- [Website and app data records]:
/---

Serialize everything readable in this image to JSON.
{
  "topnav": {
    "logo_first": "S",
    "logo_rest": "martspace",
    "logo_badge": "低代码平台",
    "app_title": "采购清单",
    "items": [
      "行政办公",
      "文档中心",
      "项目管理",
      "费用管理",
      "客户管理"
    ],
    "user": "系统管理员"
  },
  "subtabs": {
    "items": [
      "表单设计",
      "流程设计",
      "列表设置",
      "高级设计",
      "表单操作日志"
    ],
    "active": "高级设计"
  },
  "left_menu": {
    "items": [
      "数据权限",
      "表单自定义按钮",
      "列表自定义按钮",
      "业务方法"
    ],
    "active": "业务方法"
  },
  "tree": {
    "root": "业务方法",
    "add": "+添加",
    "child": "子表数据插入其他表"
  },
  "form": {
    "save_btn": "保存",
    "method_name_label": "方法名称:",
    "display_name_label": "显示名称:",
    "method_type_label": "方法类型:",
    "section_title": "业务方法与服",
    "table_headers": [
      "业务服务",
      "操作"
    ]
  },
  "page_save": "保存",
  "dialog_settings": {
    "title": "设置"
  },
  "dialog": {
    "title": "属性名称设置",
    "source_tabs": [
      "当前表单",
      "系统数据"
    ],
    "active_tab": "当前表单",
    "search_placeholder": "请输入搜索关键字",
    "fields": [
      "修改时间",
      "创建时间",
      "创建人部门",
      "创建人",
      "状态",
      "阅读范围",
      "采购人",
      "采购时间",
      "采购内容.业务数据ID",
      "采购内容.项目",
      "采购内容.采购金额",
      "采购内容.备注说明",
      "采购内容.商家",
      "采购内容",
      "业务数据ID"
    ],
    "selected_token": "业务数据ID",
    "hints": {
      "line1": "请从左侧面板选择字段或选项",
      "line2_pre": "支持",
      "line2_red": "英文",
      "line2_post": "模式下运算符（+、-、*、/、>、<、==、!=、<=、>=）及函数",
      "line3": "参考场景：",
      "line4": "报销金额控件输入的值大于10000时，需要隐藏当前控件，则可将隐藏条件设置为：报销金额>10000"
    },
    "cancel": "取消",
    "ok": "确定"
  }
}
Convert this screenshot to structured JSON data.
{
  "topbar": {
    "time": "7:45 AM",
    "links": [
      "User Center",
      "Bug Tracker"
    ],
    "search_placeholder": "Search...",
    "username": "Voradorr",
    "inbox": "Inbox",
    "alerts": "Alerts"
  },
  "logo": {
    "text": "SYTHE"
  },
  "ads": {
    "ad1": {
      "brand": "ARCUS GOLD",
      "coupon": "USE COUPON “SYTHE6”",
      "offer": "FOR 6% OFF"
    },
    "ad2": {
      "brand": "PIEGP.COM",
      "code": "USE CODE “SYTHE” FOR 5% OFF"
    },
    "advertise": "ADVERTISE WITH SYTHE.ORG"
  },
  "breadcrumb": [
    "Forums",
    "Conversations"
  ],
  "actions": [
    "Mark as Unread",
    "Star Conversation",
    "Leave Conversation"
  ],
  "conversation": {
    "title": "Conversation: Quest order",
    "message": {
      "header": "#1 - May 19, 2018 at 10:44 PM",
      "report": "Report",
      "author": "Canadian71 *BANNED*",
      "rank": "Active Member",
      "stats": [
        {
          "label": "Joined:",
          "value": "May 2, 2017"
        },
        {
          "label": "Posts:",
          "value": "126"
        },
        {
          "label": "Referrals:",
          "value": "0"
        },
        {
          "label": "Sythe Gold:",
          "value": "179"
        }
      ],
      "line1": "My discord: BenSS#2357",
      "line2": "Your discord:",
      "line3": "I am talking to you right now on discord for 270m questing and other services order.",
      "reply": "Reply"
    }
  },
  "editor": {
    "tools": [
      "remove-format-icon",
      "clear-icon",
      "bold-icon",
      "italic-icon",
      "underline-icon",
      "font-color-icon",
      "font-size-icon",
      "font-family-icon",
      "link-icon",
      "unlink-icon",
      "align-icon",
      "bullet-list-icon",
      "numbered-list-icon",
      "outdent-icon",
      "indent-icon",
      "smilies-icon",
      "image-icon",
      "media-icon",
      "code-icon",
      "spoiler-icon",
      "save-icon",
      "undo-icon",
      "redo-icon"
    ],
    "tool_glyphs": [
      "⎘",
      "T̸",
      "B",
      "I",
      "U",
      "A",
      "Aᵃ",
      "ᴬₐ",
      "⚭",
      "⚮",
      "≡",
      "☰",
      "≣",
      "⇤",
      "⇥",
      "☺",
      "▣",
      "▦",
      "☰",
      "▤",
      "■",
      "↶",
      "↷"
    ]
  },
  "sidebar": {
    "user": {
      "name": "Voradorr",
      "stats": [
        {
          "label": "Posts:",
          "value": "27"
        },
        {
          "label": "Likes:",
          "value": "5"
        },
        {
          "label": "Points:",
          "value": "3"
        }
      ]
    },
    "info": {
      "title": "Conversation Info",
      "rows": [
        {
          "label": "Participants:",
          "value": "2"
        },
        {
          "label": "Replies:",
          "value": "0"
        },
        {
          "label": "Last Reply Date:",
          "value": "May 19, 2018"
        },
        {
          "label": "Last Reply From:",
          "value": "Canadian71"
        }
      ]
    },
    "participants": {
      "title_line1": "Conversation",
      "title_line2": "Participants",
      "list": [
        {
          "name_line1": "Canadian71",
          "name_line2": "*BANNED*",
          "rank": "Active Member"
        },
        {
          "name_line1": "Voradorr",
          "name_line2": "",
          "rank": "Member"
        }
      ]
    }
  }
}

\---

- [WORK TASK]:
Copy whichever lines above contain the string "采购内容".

- [ANSWER TO THE PROBLEM]:
      "采购内容.业务数据ID",
      "采购内容.项目",
      "采购内容.采购金额",
      "采购内容.备注说明",
      "采购内容.商家",
      "采购内容",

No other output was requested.